Congratulations on your selection to represent Team NI. What does it mean to you to represent your country at the Commonwealth Games?
In a word? Everything. I didn’t grow up thinking I was good at sport. Despite my dad having played hockey for Ireland, I wasn’t very talented!
Because of my dad, International sport was a dream I had as a kid, but I let that go growing up as it seemed like a stupidly impossible ambition. I went to the 2014 Commonwealth Games as a spectator, and the idea I’ll be competing there this year still seems surreal.
Being Northern Irish is a huge part of my identity, and The Commonwealth Games are the highest level Northern Ireland compete independently at. As such this chance is incredibly special to me.
Can you tell us more about your typical training environment and the current focus of your programme?
It’s very solitary. Endurance running by its nature is quite a solo pursuit within an individual sport, and since I started working with my current coach I’ve been training mostly alone on the track.
I find that hard, but on the positive side there’s nowhere to hide and you have to do the work yourself, which is also a big part of finding the psychological toughness to compete at any level, when you’re out there on your own. I mostly train at Mile End track and on roads and parks in London.
I’ve started incorporating hurdles into my track reps now, and I definitely feel that competition time is getting closer, despite there being three months to go.
You took part in your first ever warm weather training camp with Athletics NI in December 2016 and returned to continue training in January. What advice would you have for athletes going warm weather training for the first time?
Don’t assume the routines you have will all just fit into warmer weather immediately. I started my first track session at my usual time, the day after an early start for a long flight, and I fell apart a bit – my heart rate went over 200 so I cut the session short.
Leave yourself time to recover from the journey, get used to the heat (in my case that meant training earlier in the morning) and definitely drink more water. Also, try and get familiar with the new environment in terms of sleeping and where you can eat and get things like snacks and water, as the tap water might not be drinkable.
Athletics NI team staff have focused on performance behaviours and mindset ahead of our travel to holding camp in the Gold Coast? European Bronze medallist Ciara Maegan and Paralympic Champion Jason Smyth have shared their experience of major championships. Will you be taking on board any of the advice from them?
It was a privilege to be able to spend time with Ciara and Jason. Having them around on the camp was a big bonus, and it made me realise how important it is to stay grounded and not get carried away with your success. At the level they’re at, the basics are still the most important things, and there’s no shortcut to getting there.

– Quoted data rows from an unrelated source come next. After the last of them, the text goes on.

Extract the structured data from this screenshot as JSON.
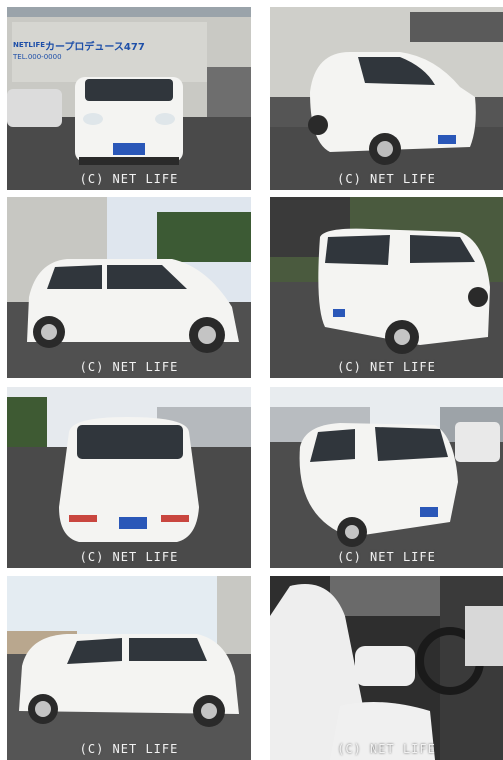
{
  "watermark": "(C) NET LIFE",
  "sign": {
    "brand": "NETLIFE",
    "name": "カープロデュース477",
    "phone": "TEL.000-0000"
  },
  "photos": [
    {
      "view": "front"
    },
    {
      "view": "front-three-quarter"
    },
    {
      "view": "side"
    },
    {
      "view": "rear-three-quarter"
    },
    {
      "view": "rear"
    },
    {
      "view": "rear-three-quarter"
    },
    {
      "view": "side"
    },
    {
      "view": "interior"
    }
  ],
  "colors": {
    "car_body": "#f4f4f2",
    "plate": "#2a57b8",
    "sky": "#dfe6ee",
    "asphalt": "#4a4a4a"
  }
}
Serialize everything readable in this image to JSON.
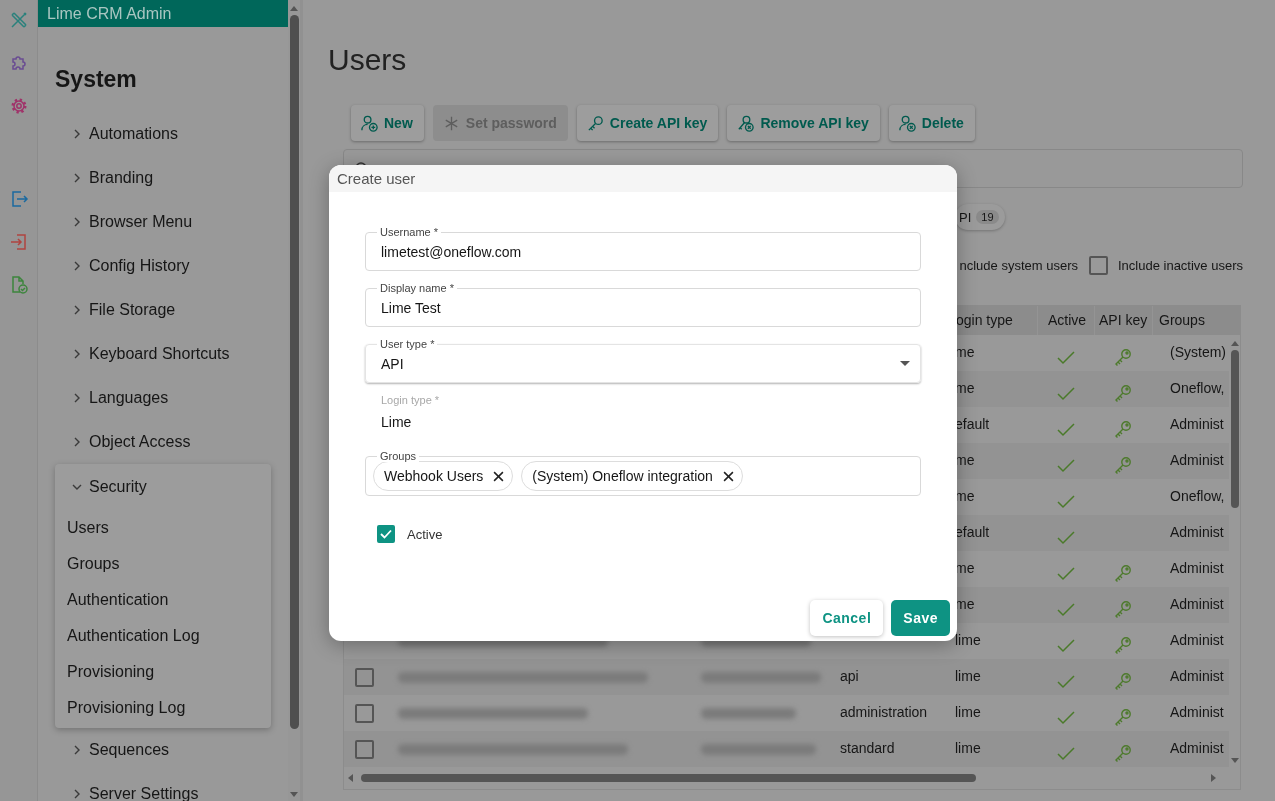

Both Jason and Ciara talked about self-belief, and the importance of not getting distracted from your job as an athlete. Ultimately, you’ve been selected as an ambassador for your country and for your sport, and the strongest belief comes from knowing you’ve done yourself justice and not missed things in getting to the start line.

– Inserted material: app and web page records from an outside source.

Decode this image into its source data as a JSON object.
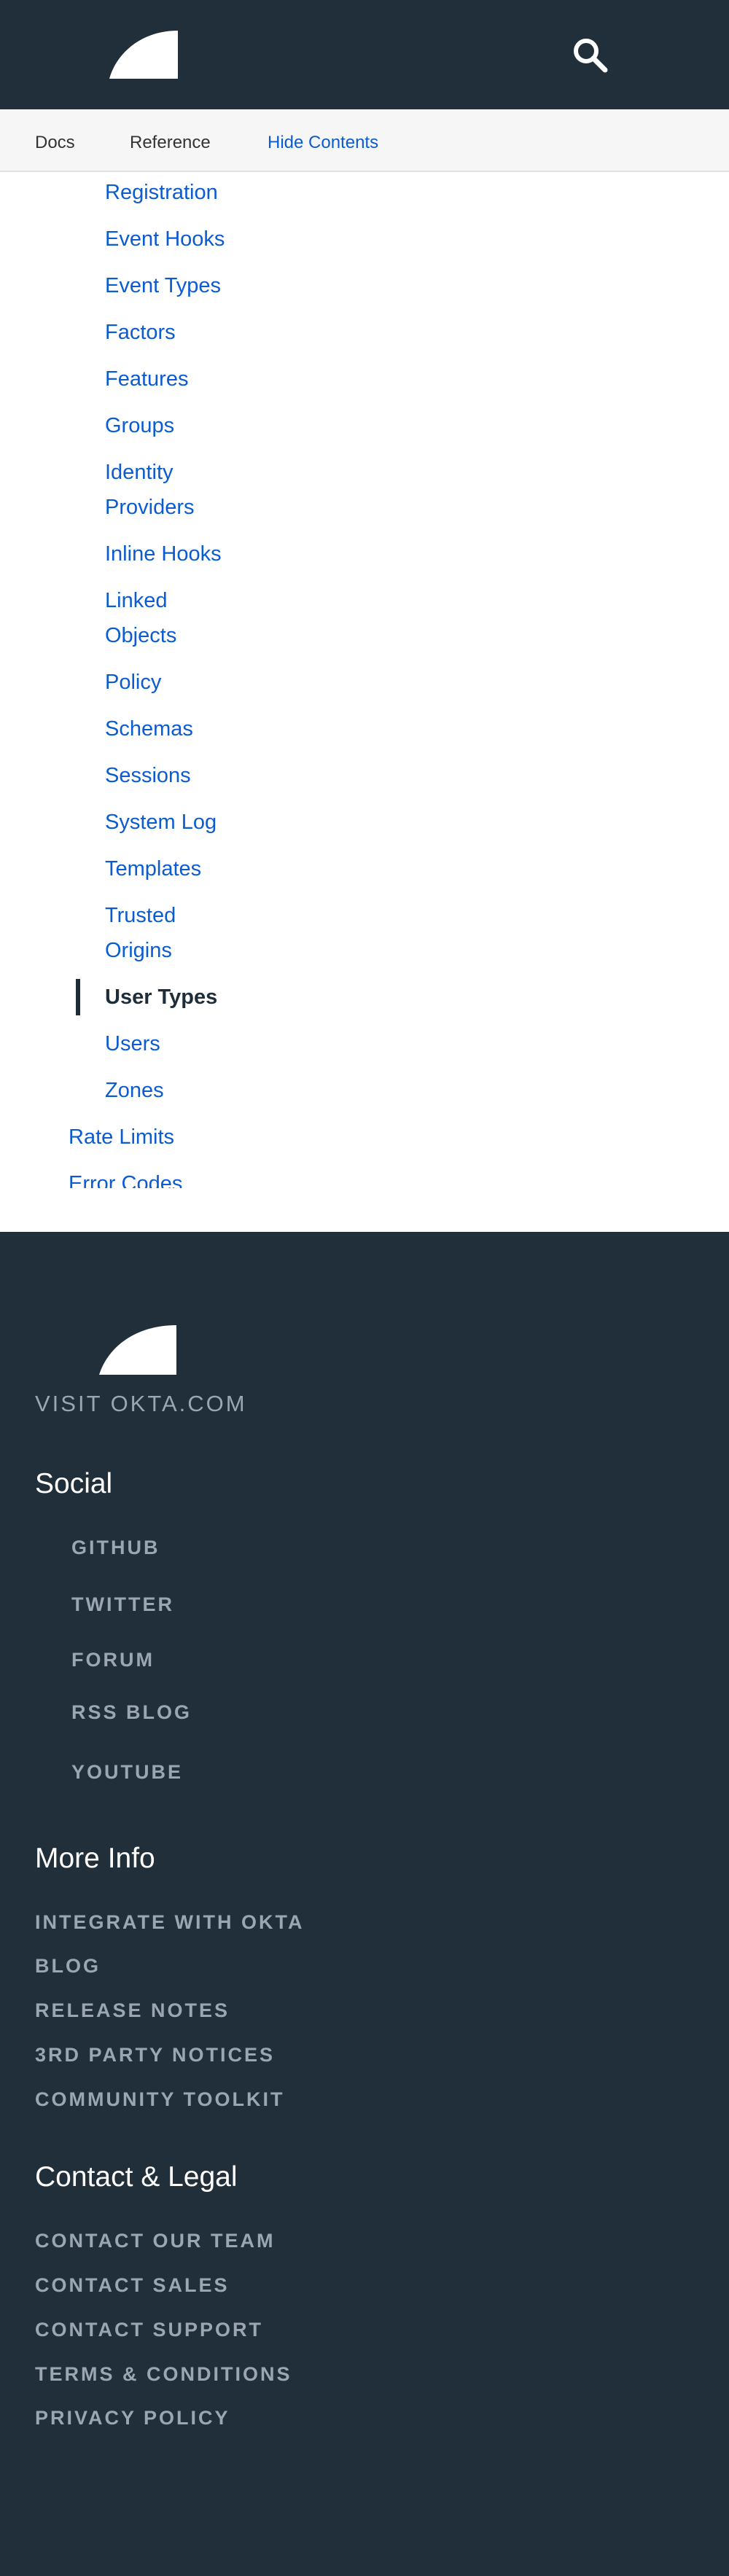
{
  "colors": {
    "header_bg": "#212f3a",
    "link": "#0b5bd1",
    "active": "#1f2d38",
    "footer_link": "#9aa6b1"
  },
  "header": {
    "logo_icon": "okta-logo-icon",
    "search_icon": "search-icon"
  },
  "subnav": {
    "docs": "Docs",
    "reference": "Reference",
    "hide_contents": "Hide Contents"
  },
  "toc": {
    "items": [
      "Registration",
      "Event Hooks",
      "Event Types",
      "Factors",
      "Features",
      "Groups",
      "Identity",
      "Providers",
      "Inline Hooks",
      "Linked",
      "Objects",
      "Policy",
      "Schemas",
      "Sessions",
      "System Log",
      "Templates",
      "Trusted",
      "Origins",
      "User Types",
      "Users",
      "Zones",
      "Rate Limits",
      "Error Codes"
    ],
    "active": "User Types"
  },
  "footer": {
    "visit": "VISIT OKTA.COM",
    "social_heading": "Social",
    "social": [
      "GITHUB",
      "TWITTER",
      "FORUM",
      "RSS BLOG",
      "YOUTUBE"
    ],
    "more_heading": "More Info",
    "more": [
      "INTEGRATE WITH OKTA",
      "BLOG",
      "RELEASE NOTES",
      "3RD PARTY NOTICES",
      "COMMUNITY TOOLKIT"
    ],
    "contact_heading": "Contact & Legal",
    "contact": [
      "CONTACT OUR TEAM",
      "CONTACT SALES",
      "CONTACT SUPPORT",
      "TERMS & CONDITIONS",
      "PRIVACY POLICY"
    ]
  }
}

What are your goals for the Games?
Honestly, it’s my first international event and I want to go in feeling relaxed and not putting any extra pressure on myself. I know I’ve improved this season in so many areas, but there are always risks and unknowns in sport, and you can’t be complacent or take anything for granted.
If I can get to the start line in the best possible condition, knowing I’ve done my utmost to prepare as professionally as I can, I can be proud of whatever happens afterwards. Lots of people will have things to say about what you can achieve, what you should and what you can’t, but it’s critical not to lose sight of why you’re there in the first place.